[Available data Boundary: Start]

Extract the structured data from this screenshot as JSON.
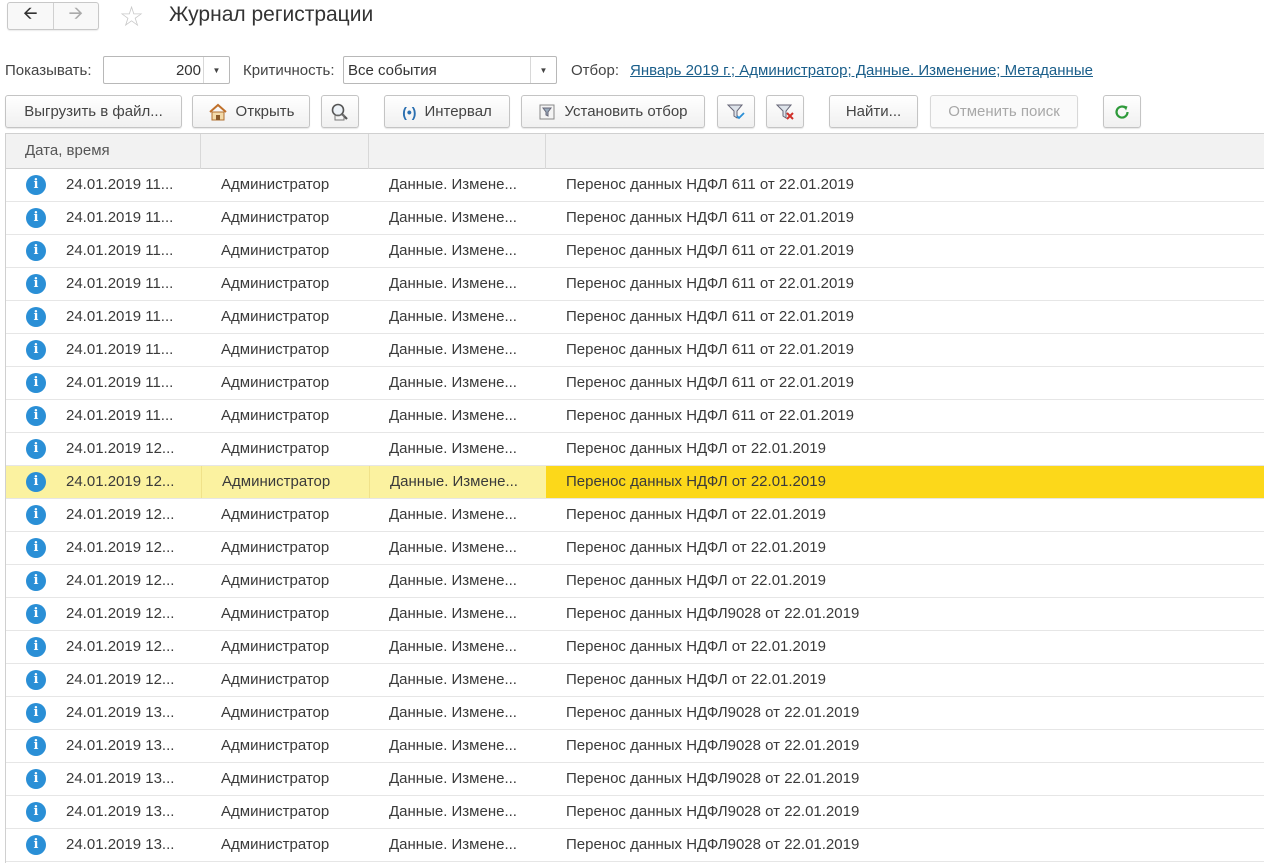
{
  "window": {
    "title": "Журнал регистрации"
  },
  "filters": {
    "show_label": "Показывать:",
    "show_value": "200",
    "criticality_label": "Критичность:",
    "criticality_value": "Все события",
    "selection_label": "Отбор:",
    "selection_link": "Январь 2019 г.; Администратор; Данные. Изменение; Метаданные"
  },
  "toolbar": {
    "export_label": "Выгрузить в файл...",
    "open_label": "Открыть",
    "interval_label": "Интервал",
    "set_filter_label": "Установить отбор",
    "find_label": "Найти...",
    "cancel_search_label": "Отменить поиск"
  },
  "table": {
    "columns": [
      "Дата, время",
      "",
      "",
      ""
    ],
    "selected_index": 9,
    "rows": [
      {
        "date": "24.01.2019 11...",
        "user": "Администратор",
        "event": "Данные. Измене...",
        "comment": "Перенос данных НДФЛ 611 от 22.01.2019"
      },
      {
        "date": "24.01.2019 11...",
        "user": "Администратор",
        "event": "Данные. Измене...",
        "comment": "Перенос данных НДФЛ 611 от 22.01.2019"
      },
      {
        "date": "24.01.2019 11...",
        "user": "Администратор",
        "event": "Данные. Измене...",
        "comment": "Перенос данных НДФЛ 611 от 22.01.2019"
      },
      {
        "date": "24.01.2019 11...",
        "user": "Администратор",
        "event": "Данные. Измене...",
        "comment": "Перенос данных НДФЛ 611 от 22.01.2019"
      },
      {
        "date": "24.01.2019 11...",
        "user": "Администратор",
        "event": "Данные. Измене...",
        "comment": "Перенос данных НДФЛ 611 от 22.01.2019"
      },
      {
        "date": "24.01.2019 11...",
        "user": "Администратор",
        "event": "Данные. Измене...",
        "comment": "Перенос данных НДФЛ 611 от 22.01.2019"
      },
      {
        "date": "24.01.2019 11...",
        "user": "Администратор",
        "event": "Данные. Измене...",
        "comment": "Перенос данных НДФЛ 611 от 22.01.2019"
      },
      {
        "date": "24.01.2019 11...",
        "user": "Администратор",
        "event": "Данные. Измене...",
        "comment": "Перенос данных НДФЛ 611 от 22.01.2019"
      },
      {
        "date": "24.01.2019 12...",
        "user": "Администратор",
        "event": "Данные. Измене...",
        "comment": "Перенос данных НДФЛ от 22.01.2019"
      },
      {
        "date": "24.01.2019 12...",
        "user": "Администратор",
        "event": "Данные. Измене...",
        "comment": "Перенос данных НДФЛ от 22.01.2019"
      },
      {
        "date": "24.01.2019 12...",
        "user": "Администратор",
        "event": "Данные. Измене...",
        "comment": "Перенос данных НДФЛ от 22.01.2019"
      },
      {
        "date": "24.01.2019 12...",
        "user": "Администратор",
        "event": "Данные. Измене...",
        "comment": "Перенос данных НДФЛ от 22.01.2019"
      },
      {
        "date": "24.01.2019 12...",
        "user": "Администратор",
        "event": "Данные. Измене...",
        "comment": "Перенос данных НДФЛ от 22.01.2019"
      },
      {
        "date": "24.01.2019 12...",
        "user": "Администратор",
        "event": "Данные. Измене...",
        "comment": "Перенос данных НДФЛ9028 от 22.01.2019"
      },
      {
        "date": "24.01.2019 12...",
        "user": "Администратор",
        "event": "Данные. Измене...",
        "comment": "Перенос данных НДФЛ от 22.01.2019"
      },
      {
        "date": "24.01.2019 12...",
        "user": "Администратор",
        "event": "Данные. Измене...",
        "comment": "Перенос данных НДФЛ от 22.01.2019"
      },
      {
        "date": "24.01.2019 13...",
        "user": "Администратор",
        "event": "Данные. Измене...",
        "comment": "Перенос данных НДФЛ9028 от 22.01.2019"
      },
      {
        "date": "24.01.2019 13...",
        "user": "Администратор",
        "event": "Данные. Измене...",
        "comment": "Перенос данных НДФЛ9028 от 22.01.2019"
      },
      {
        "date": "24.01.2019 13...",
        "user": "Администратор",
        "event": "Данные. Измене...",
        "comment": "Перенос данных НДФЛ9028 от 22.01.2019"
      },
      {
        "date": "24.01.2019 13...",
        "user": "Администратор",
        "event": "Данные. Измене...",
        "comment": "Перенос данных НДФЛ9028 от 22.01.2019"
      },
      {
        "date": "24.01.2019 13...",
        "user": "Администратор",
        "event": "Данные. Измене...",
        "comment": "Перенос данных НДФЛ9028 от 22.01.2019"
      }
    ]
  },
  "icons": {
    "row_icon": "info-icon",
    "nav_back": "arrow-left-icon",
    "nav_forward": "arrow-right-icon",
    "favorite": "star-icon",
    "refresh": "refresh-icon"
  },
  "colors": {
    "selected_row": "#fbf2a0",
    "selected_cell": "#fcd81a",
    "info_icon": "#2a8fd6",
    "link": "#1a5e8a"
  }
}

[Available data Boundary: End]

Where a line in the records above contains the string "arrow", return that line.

    "nav_back": "arrow-left-icon",
    "nav_forward": "arrow-right-icon",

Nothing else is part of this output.